[Page and application data records]

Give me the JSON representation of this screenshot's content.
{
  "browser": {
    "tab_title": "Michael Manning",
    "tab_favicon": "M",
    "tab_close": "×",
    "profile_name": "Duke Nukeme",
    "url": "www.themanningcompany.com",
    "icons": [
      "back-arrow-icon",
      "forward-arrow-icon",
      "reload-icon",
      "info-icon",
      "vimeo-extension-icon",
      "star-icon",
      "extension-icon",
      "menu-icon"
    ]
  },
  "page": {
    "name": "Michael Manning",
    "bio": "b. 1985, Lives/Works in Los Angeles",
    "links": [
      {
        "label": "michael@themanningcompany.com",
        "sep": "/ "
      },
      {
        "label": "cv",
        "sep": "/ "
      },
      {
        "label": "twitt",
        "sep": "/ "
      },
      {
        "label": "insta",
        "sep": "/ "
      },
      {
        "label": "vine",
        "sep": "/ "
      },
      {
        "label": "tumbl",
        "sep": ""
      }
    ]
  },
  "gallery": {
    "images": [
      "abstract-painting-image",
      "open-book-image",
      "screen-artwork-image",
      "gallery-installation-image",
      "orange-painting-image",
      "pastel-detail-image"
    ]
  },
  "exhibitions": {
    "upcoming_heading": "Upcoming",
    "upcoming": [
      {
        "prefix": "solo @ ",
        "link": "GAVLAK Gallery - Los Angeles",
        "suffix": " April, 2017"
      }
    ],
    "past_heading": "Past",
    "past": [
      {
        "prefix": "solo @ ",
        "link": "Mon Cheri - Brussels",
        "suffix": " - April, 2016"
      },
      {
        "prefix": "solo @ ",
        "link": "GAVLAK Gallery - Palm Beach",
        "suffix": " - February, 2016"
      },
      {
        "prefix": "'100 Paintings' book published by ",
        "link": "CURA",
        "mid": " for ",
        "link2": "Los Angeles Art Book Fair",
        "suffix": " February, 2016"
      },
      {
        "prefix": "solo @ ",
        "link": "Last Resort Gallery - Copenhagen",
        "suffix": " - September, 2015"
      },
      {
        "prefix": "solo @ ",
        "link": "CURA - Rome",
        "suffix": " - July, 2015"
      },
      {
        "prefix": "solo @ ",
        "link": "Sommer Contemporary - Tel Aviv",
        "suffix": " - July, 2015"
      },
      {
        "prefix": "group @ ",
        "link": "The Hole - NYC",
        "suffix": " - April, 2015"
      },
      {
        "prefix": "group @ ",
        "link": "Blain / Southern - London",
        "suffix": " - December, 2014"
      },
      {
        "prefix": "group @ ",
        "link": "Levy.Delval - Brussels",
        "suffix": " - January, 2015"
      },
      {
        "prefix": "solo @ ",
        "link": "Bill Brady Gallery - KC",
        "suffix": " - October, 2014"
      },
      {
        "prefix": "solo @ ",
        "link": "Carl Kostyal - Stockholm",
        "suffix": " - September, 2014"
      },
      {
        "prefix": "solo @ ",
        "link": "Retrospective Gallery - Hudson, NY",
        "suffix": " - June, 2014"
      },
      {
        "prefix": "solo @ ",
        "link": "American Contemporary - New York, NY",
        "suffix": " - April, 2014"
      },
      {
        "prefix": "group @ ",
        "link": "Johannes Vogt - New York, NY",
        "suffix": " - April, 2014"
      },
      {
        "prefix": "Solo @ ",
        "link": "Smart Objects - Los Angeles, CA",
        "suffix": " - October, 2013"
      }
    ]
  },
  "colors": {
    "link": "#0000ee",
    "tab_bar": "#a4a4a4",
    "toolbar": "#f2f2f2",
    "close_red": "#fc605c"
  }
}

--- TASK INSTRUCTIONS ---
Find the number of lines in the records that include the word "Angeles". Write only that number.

--- ANSWER ---
4